### TASK OBJECTIVE:
Search through the entries for the word "true" and copy every line that has it.
** Opening PROVIDED INFORMATION block **
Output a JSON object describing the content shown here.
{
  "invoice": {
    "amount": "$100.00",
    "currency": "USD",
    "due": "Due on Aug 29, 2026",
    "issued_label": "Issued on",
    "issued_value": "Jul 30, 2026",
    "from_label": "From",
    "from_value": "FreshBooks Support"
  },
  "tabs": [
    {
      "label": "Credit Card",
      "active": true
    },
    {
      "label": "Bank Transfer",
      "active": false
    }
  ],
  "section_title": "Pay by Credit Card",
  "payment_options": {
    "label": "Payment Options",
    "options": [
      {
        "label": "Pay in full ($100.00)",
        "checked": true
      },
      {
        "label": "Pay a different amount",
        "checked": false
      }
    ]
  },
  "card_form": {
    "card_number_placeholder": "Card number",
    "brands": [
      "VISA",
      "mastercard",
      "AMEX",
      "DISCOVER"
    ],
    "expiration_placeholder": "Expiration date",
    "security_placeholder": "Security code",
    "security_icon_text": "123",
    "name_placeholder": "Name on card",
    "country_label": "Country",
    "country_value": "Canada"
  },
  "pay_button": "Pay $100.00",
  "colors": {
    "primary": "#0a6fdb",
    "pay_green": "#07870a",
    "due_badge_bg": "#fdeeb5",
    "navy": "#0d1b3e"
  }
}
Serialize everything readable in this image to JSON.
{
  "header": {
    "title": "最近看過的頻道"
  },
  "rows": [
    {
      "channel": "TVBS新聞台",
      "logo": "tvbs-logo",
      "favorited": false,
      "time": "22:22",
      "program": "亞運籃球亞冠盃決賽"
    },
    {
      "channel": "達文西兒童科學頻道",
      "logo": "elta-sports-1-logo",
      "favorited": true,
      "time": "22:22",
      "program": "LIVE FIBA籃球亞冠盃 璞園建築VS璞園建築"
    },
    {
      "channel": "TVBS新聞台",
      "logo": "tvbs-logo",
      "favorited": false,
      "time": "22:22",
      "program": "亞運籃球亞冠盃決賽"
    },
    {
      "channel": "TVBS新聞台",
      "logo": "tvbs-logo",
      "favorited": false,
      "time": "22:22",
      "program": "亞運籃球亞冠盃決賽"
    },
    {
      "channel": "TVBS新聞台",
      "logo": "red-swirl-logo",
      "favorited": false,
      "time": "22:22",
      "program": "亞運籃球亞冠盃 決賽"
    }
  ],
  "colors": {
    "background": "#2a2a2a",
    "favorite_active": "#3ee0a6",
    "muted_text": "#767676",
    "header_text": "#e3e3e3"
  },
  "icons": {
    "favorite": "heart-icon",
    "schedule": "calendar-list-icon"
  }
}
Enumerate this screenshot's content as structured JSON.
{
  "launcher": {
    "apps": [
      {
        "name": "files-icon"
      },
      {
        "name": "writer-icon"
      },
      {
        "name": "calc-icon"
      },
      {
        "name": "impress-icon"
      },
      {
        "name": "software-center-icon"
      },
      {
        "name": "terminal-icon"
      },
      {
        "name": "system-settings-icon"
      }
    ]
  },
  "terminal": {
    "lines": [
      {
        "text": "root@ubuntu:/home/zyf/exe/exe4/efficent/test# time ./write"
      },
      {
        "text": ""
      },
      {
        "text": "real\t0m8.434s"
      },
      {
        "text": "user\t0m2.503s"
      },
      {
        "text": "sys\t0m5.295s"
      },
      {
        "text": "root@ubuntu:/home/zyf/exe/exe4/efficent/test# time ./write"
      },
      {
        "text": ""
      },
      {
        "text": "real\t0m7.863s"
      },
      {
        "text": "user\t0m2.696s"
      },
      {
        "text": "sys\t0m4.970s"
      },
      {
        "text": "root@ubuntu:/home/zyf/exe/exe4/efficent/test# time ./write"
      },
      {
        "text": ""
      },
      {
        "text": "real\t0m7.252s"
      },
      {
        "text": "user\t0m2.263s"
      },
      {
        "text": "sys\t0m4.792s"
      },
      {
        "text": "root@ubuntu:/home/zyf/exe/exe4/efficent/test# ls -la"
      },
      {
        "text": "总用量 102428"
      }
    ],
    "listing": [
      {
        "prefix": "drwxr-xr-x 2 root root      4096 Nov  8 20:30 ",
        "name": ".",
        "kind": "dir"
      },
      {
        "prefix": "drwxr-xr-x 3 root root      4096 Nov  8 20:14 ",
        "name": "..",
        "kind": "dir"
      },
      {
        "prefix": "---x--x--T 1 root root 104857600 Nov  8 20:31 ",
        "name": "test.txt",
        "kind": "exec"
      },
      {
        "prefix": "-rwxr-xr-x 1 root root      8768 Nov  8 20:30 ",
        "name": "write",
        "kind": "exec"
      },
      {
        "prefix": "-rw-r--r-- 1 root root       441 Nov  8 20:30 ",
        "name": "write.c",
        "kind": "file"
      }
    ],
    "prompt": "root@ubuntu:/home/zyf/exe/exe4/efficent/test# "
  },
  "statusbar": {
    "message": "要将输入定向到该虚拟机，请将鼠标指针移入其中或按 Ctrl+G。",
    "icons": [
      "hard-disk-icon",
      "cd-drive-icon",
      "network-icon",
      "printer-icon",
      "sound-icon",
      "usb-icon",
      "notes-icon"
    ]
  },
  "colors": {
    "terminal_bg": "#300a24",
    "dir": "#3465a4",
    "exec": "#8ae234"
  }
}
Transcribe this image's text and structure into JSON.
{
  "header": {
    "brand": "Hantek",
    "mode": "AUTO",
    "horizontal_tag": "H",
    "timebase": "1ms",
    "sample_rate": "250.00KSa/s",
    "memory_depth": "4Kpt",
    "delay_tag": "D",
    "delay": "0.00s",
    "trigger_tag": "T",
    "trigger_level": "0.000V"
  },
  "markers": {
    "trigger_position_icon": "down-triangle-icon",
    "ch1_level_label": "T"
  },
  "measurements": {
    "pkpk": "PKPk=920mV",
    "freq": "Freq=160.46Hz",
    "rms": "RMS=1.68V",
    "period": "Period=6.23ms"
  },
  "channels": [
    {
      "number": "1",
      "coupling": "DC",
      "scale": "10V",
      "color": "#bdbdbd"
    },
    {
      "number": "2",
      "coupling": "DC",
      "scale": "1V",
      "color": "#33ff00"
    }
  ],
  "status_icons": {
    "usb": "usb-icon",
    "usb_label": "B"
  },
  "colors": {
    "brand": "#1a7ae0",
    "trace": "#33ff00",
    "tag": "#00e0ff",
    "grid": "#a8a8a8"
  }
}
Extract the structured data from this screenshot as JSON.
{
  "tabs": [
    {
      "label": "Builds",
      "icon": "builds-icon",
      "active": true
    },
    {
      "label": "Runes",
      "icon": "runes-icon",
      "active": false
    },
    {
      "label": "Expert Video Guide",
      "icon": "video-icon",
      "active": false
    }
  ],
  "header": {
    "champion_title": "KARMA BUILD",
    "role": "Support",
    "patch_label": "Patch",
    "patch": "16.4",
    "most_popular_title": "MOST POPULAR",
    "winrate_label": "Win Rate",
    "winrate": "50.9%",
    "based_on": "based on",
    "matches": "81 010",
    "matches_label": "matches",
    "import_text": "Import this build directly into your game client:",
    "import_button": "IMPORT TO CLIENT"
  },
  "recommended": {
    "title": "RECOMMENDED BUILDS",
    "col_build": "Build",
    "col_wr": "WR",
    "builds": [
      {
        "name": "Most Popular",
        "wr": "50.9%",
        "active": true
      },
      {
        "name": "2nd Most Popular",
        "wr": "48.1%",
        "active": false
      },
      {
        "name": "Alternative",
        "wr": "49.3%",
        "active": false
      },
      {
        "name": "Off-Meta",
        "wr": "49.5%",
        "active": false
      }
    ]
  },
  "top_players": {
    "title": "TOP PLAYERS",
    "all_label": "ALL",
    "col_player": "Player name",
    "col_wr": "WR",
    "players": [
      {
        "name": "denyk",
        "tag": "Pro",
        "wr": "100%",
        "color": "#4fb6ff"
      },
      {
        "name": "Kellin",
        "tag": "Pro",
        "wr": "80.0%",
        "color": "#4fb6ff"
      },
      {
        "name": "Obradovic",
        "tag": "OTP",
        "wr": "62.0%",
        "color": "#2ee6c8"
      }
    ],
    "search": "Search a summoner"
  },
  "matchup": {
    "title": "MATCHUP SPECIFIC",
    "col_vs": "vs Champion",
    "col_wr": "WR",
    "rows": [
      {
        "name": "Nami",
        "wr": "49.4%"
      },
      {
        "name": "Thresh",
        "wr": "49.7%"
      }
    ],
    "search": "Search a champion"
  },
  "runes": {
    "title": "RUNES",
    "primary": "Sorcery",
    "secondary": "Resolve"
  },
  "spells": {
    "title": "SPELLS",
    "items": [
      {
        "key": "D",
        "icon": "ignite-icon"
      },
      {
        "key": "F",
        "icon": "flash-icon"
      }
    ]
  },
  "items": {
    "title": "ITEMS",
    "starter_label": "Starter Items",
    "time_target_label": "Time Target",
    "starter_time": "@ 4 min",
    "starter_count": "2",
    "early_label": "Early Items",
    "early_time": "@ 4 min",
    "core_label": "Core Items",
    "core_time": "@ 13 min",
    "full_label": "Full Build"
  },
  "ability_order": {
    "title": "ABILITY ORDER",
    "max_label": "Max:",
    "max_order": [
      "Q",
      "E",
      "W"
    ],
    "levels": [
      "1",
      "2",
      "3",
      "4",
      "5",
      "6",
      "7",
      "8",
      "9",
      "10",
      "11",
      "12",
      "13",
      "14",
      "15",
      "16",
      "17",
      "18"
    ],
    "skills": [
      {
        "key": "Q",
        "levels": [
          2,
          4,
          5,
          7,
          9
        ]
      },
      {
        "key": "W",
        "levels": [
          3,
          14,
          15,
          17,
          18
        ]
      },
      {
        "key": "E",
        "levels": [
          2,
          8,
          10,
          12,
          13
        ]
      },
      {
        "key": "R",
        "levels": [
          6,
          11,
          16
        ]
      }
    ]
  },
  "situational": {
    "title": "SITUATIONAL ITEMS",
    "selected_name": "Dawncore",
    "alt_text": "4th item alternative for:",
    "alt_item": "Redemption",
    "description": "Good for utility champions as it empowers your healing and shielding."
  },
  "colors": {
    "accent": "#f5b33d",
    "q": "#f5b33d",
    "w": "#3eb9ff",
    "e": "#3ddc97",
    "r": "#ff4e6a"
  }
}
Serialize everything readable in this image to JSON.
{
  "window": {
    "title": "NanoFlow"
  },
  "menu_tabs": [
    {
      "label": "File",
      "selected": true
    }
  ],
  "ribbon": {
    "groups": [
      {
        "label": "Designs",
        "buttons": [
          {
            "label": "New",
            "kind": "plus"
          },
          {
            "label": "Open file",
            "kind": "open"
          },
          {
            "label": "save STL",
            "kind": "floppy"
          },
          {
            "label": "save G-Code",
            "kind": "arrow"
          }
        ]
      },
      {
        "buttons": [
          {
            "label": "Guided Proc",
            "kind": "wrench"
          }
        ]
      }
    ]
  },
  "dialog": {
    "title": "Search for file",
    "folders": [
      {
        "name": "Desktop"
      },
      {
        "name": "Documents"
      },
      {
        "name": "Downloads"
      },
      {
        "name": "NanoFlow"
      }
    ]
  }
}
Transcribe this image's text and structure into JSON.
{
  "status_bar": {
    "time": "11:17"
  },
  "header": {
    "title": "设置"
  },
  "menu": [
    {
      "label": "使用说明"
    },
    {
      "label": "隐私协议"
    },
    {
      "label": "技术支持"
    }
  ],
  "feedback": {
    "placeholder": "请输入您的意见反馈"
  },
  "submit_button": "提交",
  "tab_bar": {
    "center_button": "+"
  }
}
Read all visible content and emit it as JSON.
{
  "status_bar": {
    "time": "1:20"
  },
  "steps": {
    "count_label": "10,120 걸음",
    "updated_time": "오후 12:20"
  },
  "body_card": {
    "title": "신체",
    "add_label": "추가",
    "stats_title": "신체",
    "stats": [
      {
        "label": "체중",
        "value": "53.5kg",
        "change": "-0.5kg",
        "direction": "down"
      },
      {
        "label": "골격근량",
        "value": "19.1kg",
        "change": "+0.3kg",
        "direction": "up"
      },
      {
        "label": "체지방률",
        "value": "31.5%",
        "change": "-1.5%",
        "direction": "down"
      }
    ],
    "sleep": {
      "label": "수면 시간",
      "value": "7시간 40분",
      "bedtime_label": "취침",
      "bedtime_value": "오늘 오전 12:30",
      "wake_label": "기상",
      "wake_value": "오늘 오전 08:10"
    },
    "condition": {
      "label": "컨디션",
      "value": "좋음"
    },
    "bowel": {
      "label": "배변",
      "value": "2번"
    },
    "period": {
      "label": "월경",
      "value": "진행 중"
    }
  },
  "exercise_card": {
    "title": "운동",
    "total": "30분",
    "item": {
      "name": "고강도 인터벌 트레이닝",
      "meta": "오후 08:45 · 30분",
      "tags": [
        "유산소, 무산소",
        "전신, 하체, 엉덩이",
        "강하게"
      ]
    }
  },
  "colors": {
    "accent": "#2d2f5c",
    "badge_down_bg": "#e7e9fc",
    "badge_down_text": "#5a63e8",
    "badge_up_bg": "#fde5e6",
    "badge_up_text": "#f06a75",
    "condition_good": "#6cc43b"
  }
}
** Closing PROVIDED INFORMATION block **
### RESPONSE:
      "active": true
        "checked": true
      "favorited": true,
      "active": true
        "active": true
      "selected": true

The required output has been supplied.